/* Applying differing background colors for odd and even items */
.item-3 {
  background-color: orange;

.item-4 {
  background-color: lightblue;

In this configuration, scroll-padding-inline-end: 20px is applied to the .scroll-container. This establishes a padding of 20 pixels from the inline-end edge each time a scroll item comes into the viewport.

The scrolling mechanism here is solely horizontal, as defined by overflow-y: hidden and overflow-x: scroll. We further implement scroll snapping with scroll-snap-type: x mandatory, thereby enabling the scroll to halt at distinct snap points.

The property scroll-snap-align: none end guides the browser to align the snap points with the end edge of each .scroll-item. Since the scrolling in this scenario is exclusively horizontal, it's equivalent to simply declaring scroll-snap-align: end. The 'none end' format gains its significance when handling scroll containers that support both vertical and horizontal scrolling, as it offers precise control over scroll snapping behavior for each dimension.

All .scroll-item elements mirror the .scroll-container in terms of width and height, and are horizontally arranged via display: inline-block. The alternating background colors for odd and even items heighten the visual distinction.

Although not explicitly set in this example, writing-mode takes the default value horizontal-tb. In this case, lines of text progress from top to bottom, and the flow of text extends from left to right. Consequently, in this setup, the 'inline-end' direction is synonymous with the right edge of the scrollport.


The scroll-padding-inline-end property accepts the following values:

autoThe user agent(browser) determines the offset. Typically, this is 0px, but the user agent may select a non-zero value if deemed more suitable.
<length-percentage>Sets an inward offset from the inline end edge of the scrollport, which can be expressed in valid length units (px, em, vh, etc.), or as a percentage.

Associated Properties

  • scroll-padding-inline
  • scroll-padding-inline-start
  • scroll-padding-block
  • scroll-padding
  • scroll-margin
  • scroll-margin-inline
  • scroll-margin-block

Tips and Tricks

  • The scroll-padding-inline-end property could ensure that interactive elements within your scroll container, like navigation icons or overlaid controls, do not obscure underlying content.

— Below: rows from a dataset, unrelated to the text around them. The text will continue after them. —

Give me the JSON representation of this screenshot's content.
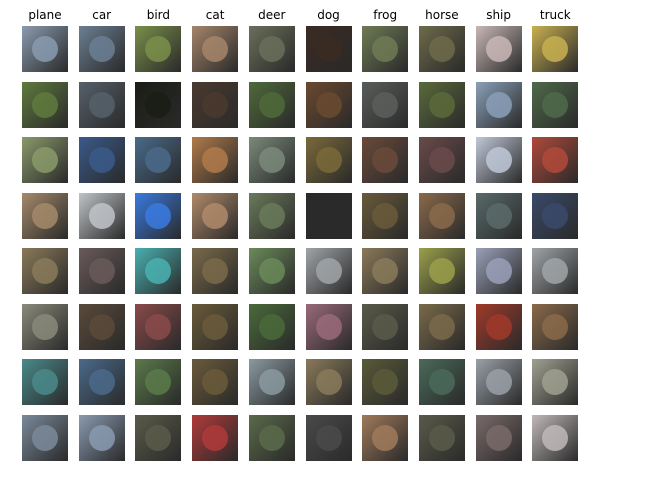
{
  "classes": [
    "plane",
    "car",
    "bird",
    "cat",
    "deer",
    "dog",
    "frog",
    "horse",
    "ship",
    "truck"
  ],
  "colors": {
    "background": "#ffffff",
    "label_text": "#000000"
  },
  "tiles": [
    [
      "#8a9bb0",
      "#6b7f93",
      "#7a8f4a",
      "#a5856a",
      "#6a6f5a",
      "#3b2b22",
      "#6f7a55",
      "#6e6a4a",
      "#c9b7b7",
      "#c8b050"
    ],
    [
      "#5f7a3e",
      "#56606a",
      "#1a1d14",
      "#4a3a2f",
      "#4f6a3a",
      "#6a4a2f",
      "#5a5e5a",
      "#5a6a3a",
      "#8aa0b8",
      "#4f6a4a"
    ],
    [
      "#8a9a6a",
      "#3a5a8a",
      "#4a6a8a",
      "#b07a4a",
      "#7a8a7a",
      "#7a6a3a",
      "#6a4a3a",
      "#6a4a4a",
      "#c0c8d8",
      "#b04a3a"
    ],
    [
      "#a58a6a",
      "#c0c4c8",
      "#3a7ae0",
      "#b08a6a",
      "#6a7a5a",
      "#2a2a2a",
      "#6a5a3a",
      "#8a6a4a",
      "#5a6a6a",
      "#3a4a6a"
    ],
    [
      "#8a7a5a",
      "#6a5a5a",
      "#4ab0b0",
      "#7a6a4a",
      "#6a8a5a",
      "#a0a4a8",
      "#8a7a5a",
      "#9aa04a",
      "#9aa0b8",
      "#a0a4a8"
    ],
    [
      "#8a8a7a",
      "#5a4a3a",
      "#8a4a4a",
      "#6a5a3a",
      "#4a6a3a",
      "#9a6a7a",
      "#5a5a4a",
      "#7a6a4a",
      "#a03a2a",
      "#8a6a4a"
    ],
    [
      "#4a8a8a",
      "#4a6a8a",
      "#5a7a4a",
      "#6a5a3a",
      "#8a9aa0",
      "#8a7a5a",
      "#5a5a3a",
      "#4a6a5a",
      "#9aa0a8",
      "#a0a090"
    ],
    [
      "#7a8a9a",
      "#8a9ab0",
      "#5a5a4a",
      "#b03a3a",
      "#5a6a4a",
      "#4a4a4a",
      "#a07a5a",
      "#5a5a4a",
      "#7a6a6a",
      "#c0b8b8"
    ]
  ]
}
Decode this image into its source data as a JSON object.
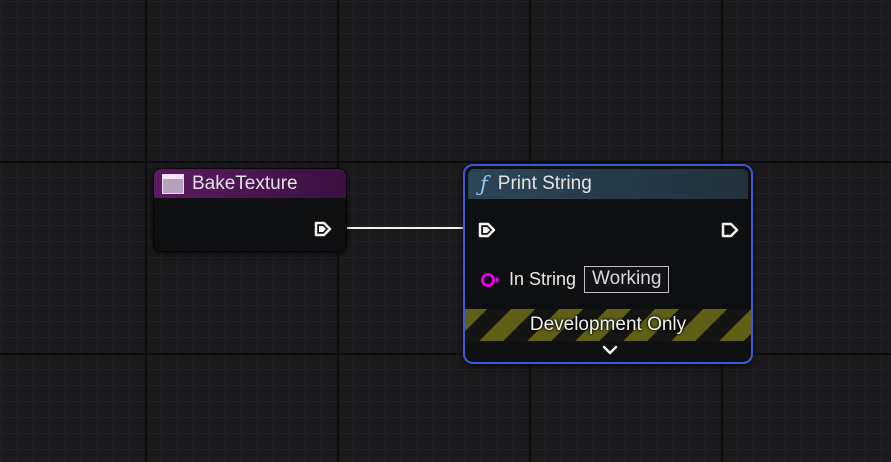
{
  "graph": {
    "event_node": {
      "title": "BakeTexture",
      "header_color": "#5c1a63",
      "icon": "event-icon"
    },
    "print_string_node": {
      "function_icon": "ƒ",
      "title": "Print String",
      "header_color": "#2c4656",
      "border_color": "#3f58d8",
      "inputs": [
        {
          "label": "In String",
          "value": "Working",
          "pin_color": "#e400e0"
        }
      ],
      "development_only_label": "Development Only",
      "expand_icon": "chevron-down-icon"
    },
    "wire_color": "#ffffff"
  }
}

  • scroll-padding-inline-end, like other flow-relative, scroll-padding properties, adapts according to the writing-mode. In a horizontal top-to-bottom writing mode (writing-mode: horizontal-tb), 'inline-end' refers to the right edge of the scrollport. In vertical right-to-left (writing-mode: vertical-rl) and vertical left-to-right (writing-mode: vertical-lr) writing modes, 'inline-end' refers to the bottom and top edge of the scrollport, respectively.

  • Keep in mind that negative values are invalid for scroll-padding properties.

Browser Compatibility

For a more detailed breakdown, refer to the first link in the Useful Resources below.

BrowserChromeEdgeSafariFirefoxOperaInternet Explorer

Caution: Internet Explorer support data may be incorrect since MDN browser-compat-data no longer updates it. Also, early Edge versions used EdgeHTML, leading to mismatched version numbers. From version 79, Edge uses Chromium with matching version numbers.

Useful Resources

Can I use: scroll-padding-inline-end

W3C's Editor's Draft of CSS Scroll Snap Module Level 1: Flow-relative Longhands for scroll-padding